We haven’t reached our 100% goal yet, but we have come far and overcome many obstacles on the way. These volumes make us a leader in converting to recycled polyester and we hope that our decisions can inspire and motivate whole industries to change.
At IKEA, we demand that all recycled polyester used in IKEA products shall come from recyclers that are compliant with the Global Recycled Standard and traceability is secured to the IKEA product through requirements toward the IKEA Suppliers.
By only using recycled polyester that meets the Global Recycled Standards we manage to secure social, environmental and chemical practices at the recycler’s production. We believe that the GRS standard is the best standard on the market today. We work with our partners and textile organisations such as Textile Exchange to further improve standards on recycled materials, including traceability of material beyond the recycling units.
What is aluminium?

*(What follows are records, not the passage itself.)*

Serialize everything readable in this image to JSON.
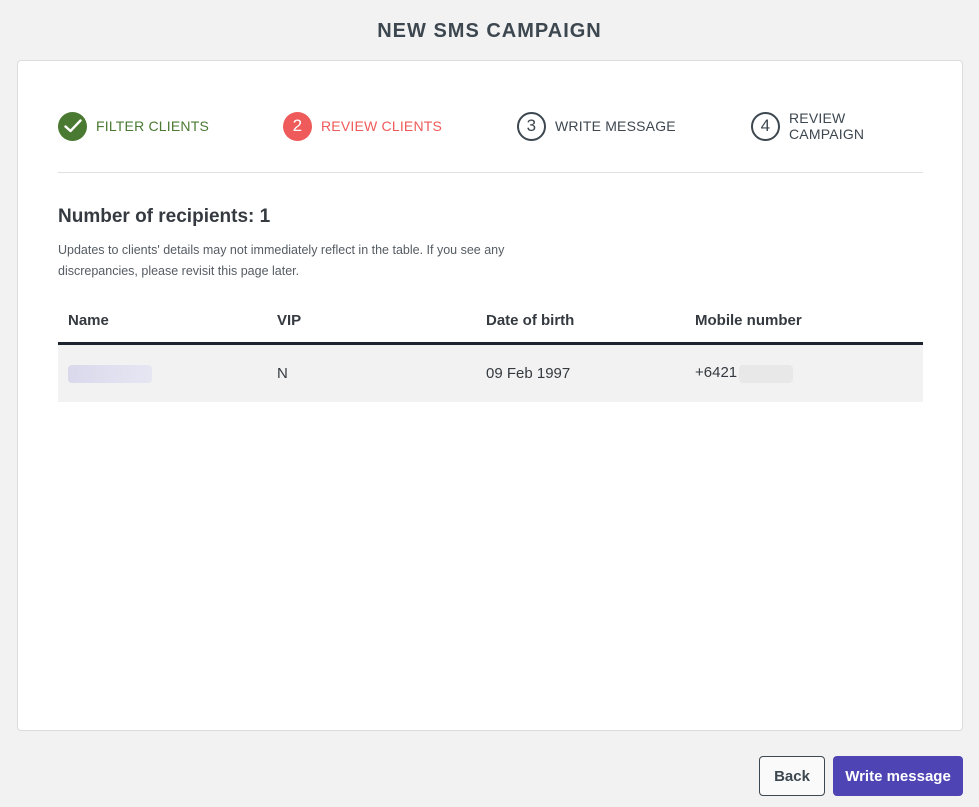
{
  "page": {
    "title": "NEW SMS CAMPAIGN"
  },
  "steps": [
    {
      "number": "",
      "label": "FILTER CLIENTS",
      "state": "done"
    },
    {
      "number": "2",
      "label": "REVIEW CLIENTS",
      "state": "active"
    },
    {
      "number": "3",
      "label": "WRITE MESSAGE",
      "state": "todo"
    },
    {
      "number": "4",
      "label": "REVIEW CAMPAIGN",
      "state": "todo"
    }
  ],
  "summary": {
    "recipients_label": "Number of recipients: 1",
    "note": "Updates to clients' details may not immediately reflect in the table. If you see any discrepancies, please revisit this page later."
  },
  "table": {
    "headers": [
      "Name",
      "VIP",
      "Date of birth",
      "Mobile number"
    ],
    "rows": [
      {
        "name": "",
        "vip": "N",
        "dob": "09 Feb 1997",
        "mobile_prefix": "+6421"
      }
    ]
  },
  "buttons": {
    "back": "Back",
    "next": "Write message"
  },
  "colors": {
    "done": "#4a7a32",
    "active": "#ef5a5a",
    "primary": "#4e44b4",
    "text": "#3d4750"
  }
}
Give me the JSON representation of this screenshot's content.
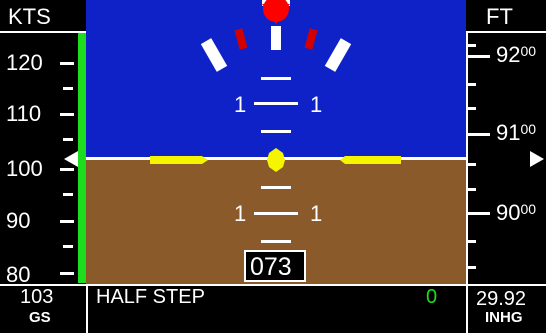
{
  "airspeed": {
    "unit": "KTS",
    "ticks": [
      "120",
      "110",
      "100",
      "90",
      "80"
    ],
    "current": "103",
    "current_label": "GS"
  },
  "altitude": {
    "unit": "FT",
    "ticks": [
      {
        "main": "92",
        "small": "00"
      },
      {
        "main": "91",
        "small": "00"
      },
      {
        "main": "90",
        "small": "00"
      }
    ],
    "baro": "29.92",
    "baro_unit": "INHG"
  },
  "attitude": {
    "pitch_upper_left": "1",
    "pitch_upper_right": "1",
    "pitch_lower_left": "1",
    "pitch_lower_right": "1",
    "heading": "073"
  },
  "status": {
    "message": "HALF STEP",
    "value": "0",
    "value_color": "#1edc1e"
  },
  "colors": {
    "sky": "#0e22c8",
    "ground": "#8b5a2b",
    "aircraft_symbol": "#f5f500",
    "bank_pointer": "#ff0000",
    "speed_trend": "#1edc1e"
  }
}
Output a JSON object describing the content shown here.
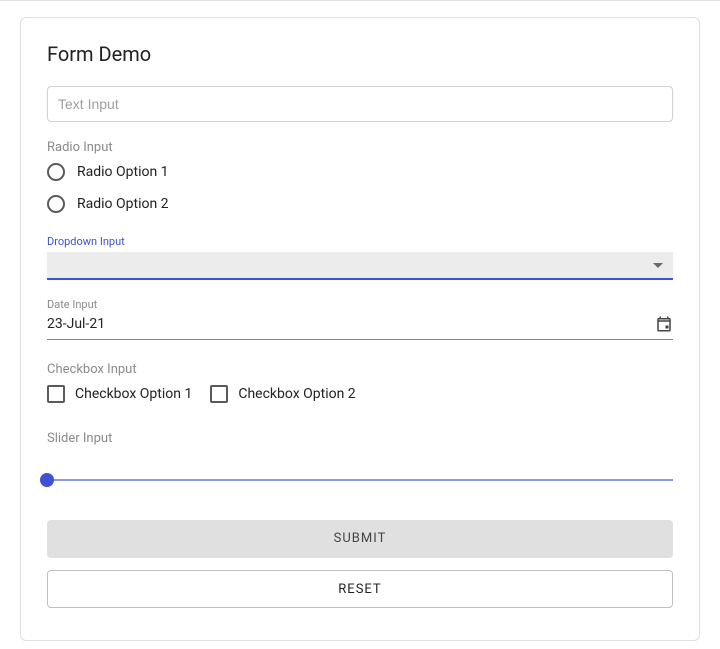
{
  "title": "Form Demo",
  "textInput": {
    "placeholder": "Text Input",
    "value": ""
  },
  "radio": {
    "label": "Radio Input",
    "options": [
      "Radio Option 1",
      "Radio Option 2"
    ]
  },
  "dropdown": {
    "label": "Dropdown Input",
    "value": ""
  },
  "date": {
    "label": "Date Input",
    "value": "23-Jul-21"
  },
  "checkbox": {
    "label": "Checkbox Input",
    "options": [
      "Checkbox Option 1",
      "Checkbox Option 2"
    ]
  },
  "slider": {
    "label": "Slider Input",
    "value": 0
  },
  "buttons": {
    "submit": "SUBMIT",
    "reset": "RESET"
  }
}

After iron, aluminium is the world's most used metal and has a very wide range of uses. It’s easy to shape and lightweight, but is still strong and durable. In our range we use it for things like kitchen utensils, curtain rods and tealight cups. A big advantage with aluminium is that it can be recycled again and again without losing its quality. Recycling consumes only a fraction of the energy required to produce aluminium from new raw materials.